Situated in the Bavarian Alps, the Alpine Flax Hut Conversion by Max von Werz Arquitectos stands as a distinctive example of architectural evolution.
This project transcends conventional restoration, venturing into the realm of adapting and extending a historical structure - a flax threshing hut, dating back to the 18th century and listed for its heritage significance.
The challenge was to create a functional modern home while preserving the essence of the original stone construction. The solution: a nuanced integration of new structures that maintain visual and conceptual separation, yet connect seamlessly with the old. This approach respects the original architecture, avoiding mimicry or superficial ornamentation.

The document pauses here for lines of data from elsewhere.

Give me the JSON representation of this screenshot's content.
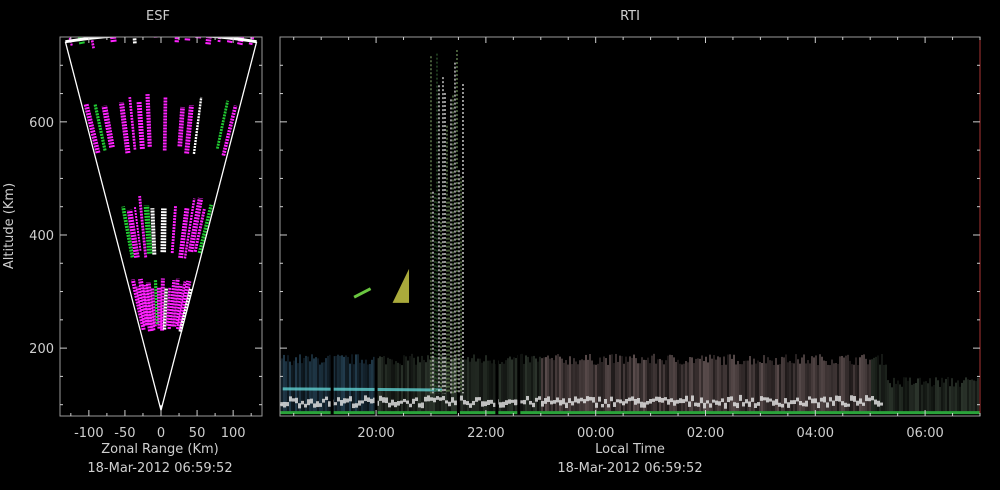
{
  "chart_data": [
    {
      "type": "scatter",
      "panel": "fan",
      "title": "ESF",
      "xlabel": "Zonal Range (Km)",
      "ylabel": "Altitude (Km)",
      "xlim": [
        -140,
        140
      ],
      "ylim": [
        80,
        750
      ],
      "xticks": [
        -100,
        -50,
        0,
        50,
        100
      ],
      "xtick_labels": [
        "-100",
        "-50",
        "0",
        "50",
        "100"
      ],
      "yticks": [
        200,
        400,
        600
      ],
      "ytick_labels": [
        "200",
        "400",
        "600"
      ],
      "timestamp": "18-Mar-2012 06:59:52",
      "fan": {
        "apex": [
          0,
          90
        ],
        "half_angle_deg": 11.5,
        "max_range_km": 665
      },
      "echo_bands_km": [
        [
          140,
          240
        ],
        [
          270,
          380
        ],
        [
          455,
          560
        ],
        [
          645,
          745
        ]
      ],
      "colors": {
        "echo": "#ff22ff",
        "strong": "#ffffff",
        "weak": "#22cc33",
        "edge": "#ffffff"
      }
    },
    {
      "type": "heatmap",
      "panel": "rti",
      "title": "RTI",
      "xlabel": "Local Time",
      "ylabel": "",
      "xlim_hours": [
        18.25,
        31.0
      ],
      "ylim": [
        80,
        750
      ],
      "xticks_hours": [
        20,
        22,
        24,
        26,
        28,
        30
      ],
      "xtick_labels": [
        "20:00",
        "22:00",
        "00:00",
        "02:00",
        "04:00",
        "06:00"
      ],
      "yticks": [
        200,
        400,
        600
      ],
      "ytick_labels": [
        "200",
        "400",
        "600"
      ],
      "timestamp": "18-Mar-2012 06:59:52",
      "layers": [
        {
          "feature": "E-region band",
          "hours": [
            18.25,
            31.0
          ],
          "alt_km": [
            85,
            180
          ],
          "color": "#7a6a66"
        },
        {
          "feature": "bottom bright echo",
          "hours": [
            18.25,
            29.2
          ],
          "alt_km": [
            90,
            120
          ],
          "color": "#e8e8e8"
        },
        {
          "feature": "plume",
          "hours": [
            21.0,
            21.6
          ],
          "alt_km": [
            120,
            740
          ],
          "color": "#dddddd"
        },
        {
          "feature": "rising wedge",
          "hours": [
            20.3,
            20.6
          ],
          "alt_km": [
            280,
            340
          ],
          "color": "#d4d44a"
        }
      ]
    }
  ]
}
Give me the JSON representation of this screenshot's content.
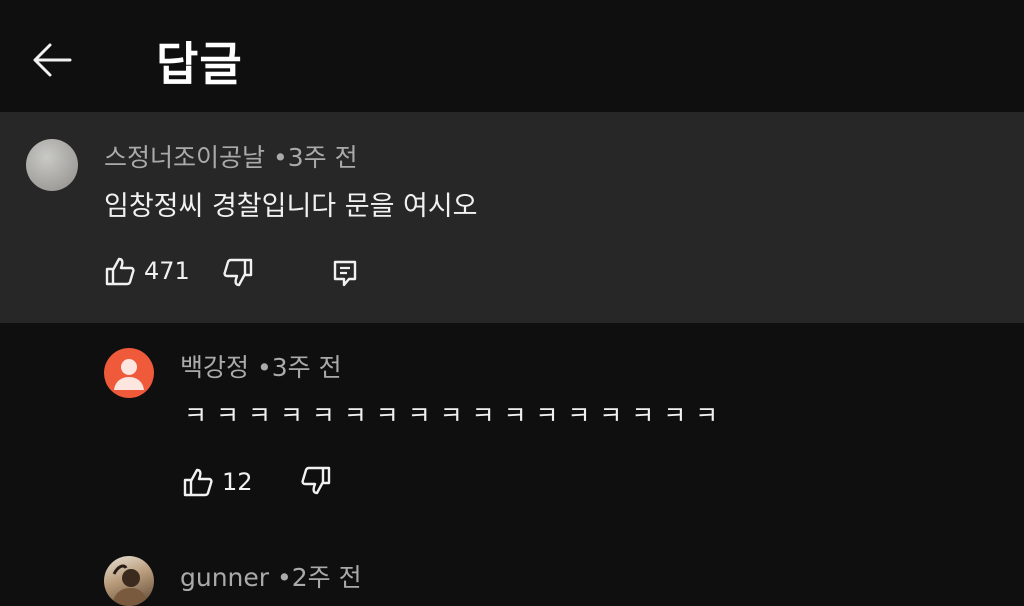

The design introduces a new volume that, at first glance, appears independent but is thoughtfully aligned with the historical building. This juxtaposition of old and new is further exemplified in the spatial arrangement, reminiscent of the local 'Hof' or homestead, suggesting a natural, organic growth over time. Material choices play a crucial role in this dialogue. The extension, a blend of timber posts on a concrete foundation, finished with timber siding, speaks to the region's building traditions. The copper-clad, low-pitched roof with expansive eaves adds a contemporary layer while acknowledging the past.
The layout of the 250 m2 space strategically positions the new build to shield against northern exposures while embracing southern views, connecting the residents with the village and the alpine scenery. This orientation not only maximizes views but also harnesses natural light, especially in the afternoons. Architekturbüro Stephan Wildgruber's local expertise was instrumental in realizing the project on-site, ensuring that the design resonated with its context while meeting modern living standards.